Elements of Worship, 2 of 6 Here I am! I stand at the door and knock. If anyone hears my voice and opens the door, I will come in and eat with that person, and they with me. Revelation 3:20 Worship is like enjoying an intimate dinner with the God, where...

The Afterlife (?)

The word afterlife has been around since 1589. If you look it up in the dictionary you’ll find the primary definition is simple: existence after death. The implication is a secondary life after this one—this is life, afterlife comes after the years that count—after...

I Love Spring

I love swapping down-filled coats for fleecy sweatshirts, stepping over puddles instead of snow, smelling fresh air rather than forced heat. I love the sense of expectancy, the budding of hope, and faces quicker to smile. I love the smell—fresh and clean, like linen...

Unspoken

Then—The cost of a long distance call was worth the price to hear a loved one’s voice. We didn’t mind static, or interruption from a party line, or limits to privacy determined by the length of our phone cord. Still, even with the “modern” convenience of the...

Undivided

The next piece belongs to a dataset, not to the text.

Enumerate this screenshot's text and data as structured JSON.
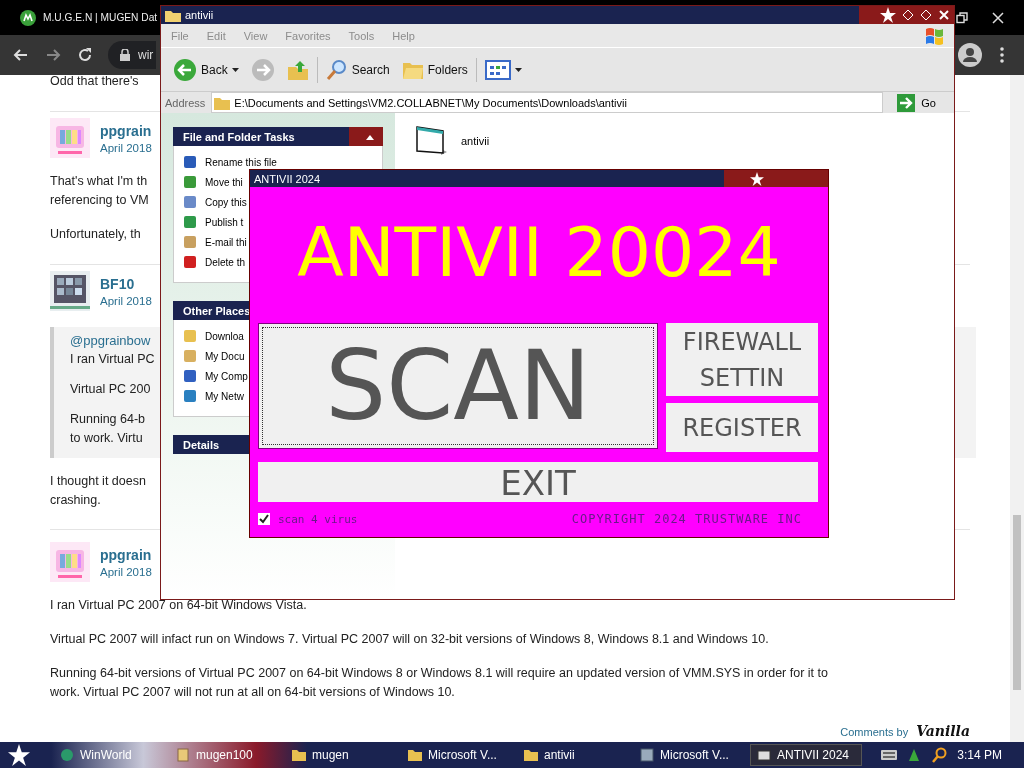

Then—In 1892 Francis Bellamy wrote: “I pledge allegiance to my Flag and the Republic for which it stands, one nation, indivisible, with liberty and justice for all.” Indivisible, undivided, all for one and one for all—inspiring and idealistic words for a young nation....

Undimmed

Then—Ben Franklin flew his kite in a storm and lit up the world with his discovery of electricity. We progressed from torches, oil lamps, and candle wicks to light bulbs. The arc lamp was replaced by Edison’s incandescent light bulb and since then we’ve progressed...

Unconcealed

Then—Facts, just the facts—the who, what, when, and where. Reporters emulated Walter Cronkite who refused to let his personal beliefs affect his reporting. His iconic sign-off, “and that’s the way it is,” was taken at face value by the nation. If Cronkite reported it,...